Data excerpts:
● ● ●
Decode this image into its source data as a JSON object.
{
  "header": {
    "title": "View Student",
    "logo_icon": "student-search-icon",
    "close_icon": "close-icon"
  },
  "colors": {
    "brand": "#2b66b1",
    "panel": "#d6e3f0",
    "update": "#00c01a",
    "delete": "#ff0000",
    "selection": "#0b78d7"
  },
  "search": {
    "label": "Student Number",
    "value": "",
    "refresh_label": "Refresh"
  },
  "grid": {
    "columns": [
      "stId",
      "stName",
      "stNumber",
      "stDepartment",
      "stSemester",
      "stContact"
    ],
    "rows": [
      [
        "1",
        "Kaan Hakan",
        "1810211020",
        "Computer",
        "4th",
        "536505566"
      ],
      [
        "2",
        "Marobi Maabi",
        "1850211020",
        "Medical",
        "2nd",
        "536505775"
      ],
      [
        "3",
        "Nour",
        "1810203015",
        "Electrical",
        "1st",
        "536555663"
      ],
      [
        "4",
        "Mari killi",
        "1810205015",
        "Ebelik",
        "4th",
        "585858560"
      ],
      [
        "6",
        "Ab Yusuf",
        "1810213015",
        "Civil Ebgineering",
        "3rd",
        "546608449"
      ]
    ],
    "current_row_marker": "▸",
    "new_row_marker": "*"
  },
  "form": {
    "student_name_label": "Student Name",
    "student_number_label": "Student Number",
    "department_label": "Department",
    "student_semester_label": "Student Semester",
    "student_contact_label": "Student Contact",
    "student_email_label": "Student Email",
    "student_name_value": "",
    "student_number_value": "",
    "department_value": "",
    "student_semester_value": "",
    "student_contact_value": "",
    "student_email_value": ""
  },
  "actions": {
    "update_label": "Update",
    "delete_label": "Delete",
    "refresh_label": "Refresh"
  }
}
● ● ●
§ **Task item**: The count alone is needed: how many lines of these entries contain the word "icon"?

§ **Task response**: 2